J Acquir Immune Defic Syndr. 1999 Aug 1;21(4):301-6. Unique Identifier :

The efficacy and toxicity of foscarnet cream for the treatment of mucocutaneous herpes simplex virus lesions or lesions that were clinically unresponsive to systemic acyclovir treatment (median, 30.5 days) in AIDS patients were studied in a phase I/II, open-label, nonrandomized multicenter trial. In the study, 20 patients with advanced stages of AIDS were treated with foscarnet 1% cream five times a day for a mean duration of 34.5 days. Response of index lesions (n = 20) was judged to be completely healed (8 lesions), excellent (4 lesions), or good (1 lesion) in 65% of lesions. The median time to first negative herpes simplex virus culture of index lesion was 8 days. Among 15 patients with pain at baseline, 11 had complete resolution of pain and 2 had at least a 50% reduction. Clinical adverse events included skin ulceration (4 patients), application site reactions (3 patients), fever (3 patients), and headache (3 patients). Five (25%) patients developed new lesions due to herpes simplex virus at sites other than those being treated topically while enrolled in the study. Topical foscarnet 1% cream appears to be a safe and effective treatment for acyclovir-unresponsive mucocutaneous herpes simplex virus infection in AIDS patients.

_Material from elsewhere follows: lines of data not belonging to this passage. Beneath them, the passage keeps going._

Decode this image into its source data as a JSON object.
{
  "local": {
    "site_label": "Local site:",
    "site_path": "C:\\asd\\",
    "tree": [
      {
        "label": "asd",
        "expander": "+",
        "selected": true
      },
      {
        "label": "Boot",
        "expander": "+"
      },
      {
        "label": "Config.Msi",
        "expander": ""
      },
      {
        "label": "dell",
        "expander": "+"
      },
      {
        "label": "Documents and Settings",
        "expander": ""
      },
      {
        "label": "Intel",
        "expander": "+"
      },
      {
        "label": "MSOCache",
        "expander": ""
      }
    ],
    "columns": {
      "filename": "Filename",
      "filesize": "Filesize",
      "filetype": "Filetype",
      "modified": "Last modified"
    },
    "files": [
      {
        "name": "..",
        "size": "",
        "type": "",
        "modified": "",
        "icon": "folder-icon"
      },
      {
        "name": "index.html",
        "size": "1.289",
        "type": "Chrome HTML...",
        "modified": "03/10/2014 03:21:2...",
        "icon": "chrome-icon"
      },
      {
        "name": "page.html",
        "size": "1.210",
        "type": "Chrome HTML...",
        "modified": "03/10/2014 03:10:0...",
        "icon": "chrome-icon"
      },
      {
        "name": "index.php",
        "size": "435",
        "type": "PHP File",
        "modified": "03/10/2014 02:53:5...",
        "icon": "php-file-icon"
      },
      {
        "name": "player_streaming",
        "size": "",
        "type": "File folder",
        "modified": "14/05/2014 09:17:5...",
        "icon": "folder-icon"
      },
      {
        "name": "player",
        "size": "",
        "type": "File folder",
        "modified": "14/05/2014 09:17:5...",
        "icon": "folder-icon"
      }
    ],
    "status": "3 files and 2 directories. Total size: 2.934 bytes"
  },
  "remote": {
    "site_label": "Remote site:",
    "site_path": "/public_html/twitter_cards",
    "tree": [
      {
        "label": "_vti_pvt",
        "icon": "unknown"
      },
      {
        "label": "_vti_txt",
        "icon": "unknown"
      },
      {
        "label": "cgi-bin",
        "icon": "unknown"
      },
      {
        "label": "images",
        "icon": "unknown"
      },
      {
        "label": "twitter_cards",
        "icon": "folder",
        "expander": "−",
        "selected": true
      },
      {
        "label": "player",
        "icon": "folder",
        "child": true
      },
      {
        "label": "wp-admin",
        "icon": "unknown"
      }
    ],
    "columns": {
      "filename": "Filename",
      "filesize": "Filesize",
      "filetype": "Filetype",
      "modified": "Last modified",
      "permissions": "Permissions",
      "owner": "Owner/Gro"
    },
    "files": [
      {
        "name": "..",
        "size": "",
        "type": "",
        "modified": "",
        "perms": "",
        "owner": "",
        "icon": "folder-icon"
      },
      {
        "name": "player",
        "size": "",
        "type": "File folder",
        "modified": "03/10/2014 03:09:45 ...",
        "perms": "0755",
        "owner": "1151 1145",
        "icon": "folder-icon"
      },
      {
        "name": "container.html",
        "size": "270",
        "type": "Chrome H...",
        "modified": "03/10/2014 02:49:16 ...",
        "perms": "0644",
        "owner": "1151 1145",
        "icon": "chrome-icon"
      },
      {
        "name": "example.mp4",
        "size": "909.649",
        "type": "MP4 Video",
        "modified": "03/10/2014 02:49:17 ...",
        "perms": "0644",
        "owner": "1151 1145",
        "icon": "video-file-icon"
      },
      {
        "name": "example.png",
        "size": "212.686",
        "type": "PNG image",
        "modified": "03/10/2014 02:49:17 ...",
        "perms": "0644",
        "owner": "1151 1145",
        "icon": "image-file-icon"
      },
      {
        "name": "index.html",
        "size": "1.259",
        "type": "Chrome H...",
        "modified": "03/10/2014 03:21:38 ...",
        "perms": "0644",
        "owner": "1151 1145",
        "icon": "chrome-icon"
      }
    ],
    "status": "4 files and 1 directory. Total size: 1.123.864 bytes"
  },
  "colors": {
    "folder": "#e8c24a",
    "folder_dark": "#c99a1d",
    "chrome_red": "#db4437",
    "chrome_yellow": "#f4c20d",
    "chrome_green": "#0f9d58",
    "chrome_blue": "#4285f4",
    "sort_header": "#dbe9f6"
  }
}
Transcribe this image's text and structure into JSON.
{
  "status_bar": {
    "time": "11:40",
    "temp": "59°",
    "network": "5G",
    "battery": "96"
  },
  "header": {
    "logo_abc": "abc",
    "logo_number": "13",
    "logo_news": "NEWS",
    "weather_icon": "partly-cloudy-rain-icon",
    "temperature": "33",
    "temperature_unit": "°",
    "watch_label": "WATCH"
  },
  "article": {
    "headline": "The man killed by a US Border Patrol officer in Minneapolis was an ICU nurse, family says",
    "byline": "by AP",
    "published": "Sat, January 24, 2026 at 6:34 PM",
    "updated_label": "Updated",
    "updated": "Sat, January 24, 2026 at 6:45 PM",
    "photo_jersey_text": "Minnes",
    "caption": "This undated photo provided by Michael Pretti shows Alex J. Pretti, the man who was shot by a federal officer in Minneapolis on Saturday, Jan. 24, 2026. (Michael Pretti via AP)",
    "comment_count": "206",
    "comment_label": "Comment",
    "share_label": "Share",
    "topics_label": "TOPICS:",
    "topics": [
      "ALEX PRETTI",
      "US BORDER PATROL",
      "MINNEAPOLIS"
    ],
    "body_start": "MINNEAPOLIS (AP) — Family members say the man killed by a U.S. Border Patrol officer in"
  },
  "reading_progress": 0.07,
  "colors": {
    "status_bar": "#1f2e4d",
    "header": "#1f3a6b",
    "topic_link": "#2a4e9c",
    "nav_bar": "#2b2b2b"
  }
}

CLINICAL TRIAL CLINICAL TRIAL, PHASE I CLINICAL TRIAL, PHASE II JOURNAL ARTICLE MULTICENTER STUDY Acyclovir/THERAPEUTIC USE Administration, Topical Adult Antiviral Agents/*ADMINISTRATION & DOSAGE/ADVERSE EFFECTS AIDS-Related Opportunistic Infections/*DRUG THERAPY Drug Eruptions/ETIOLOGY Drug Resistance, Microbial Female Foscarnet/*ADMINISTRATION & DOSAGE/ADVERSE EFFECTS Herpes Simplex/*COMPLICATIONS/*DRUG THERAPY Human Male Middle Age Safety Skin Ulcer/CHEMICALLY INDUCED Support, Non-U.S. Gov't Support, U.S. Gov't, P.H.S.



 




Information in this article was accurate in October 30, 1999. The state of the art may have changed since the publication date. This material is designed to support, not replace, the relationship that exists between you and your doctor. Always discuss treatment options with a doctor who specializes in treating HIV.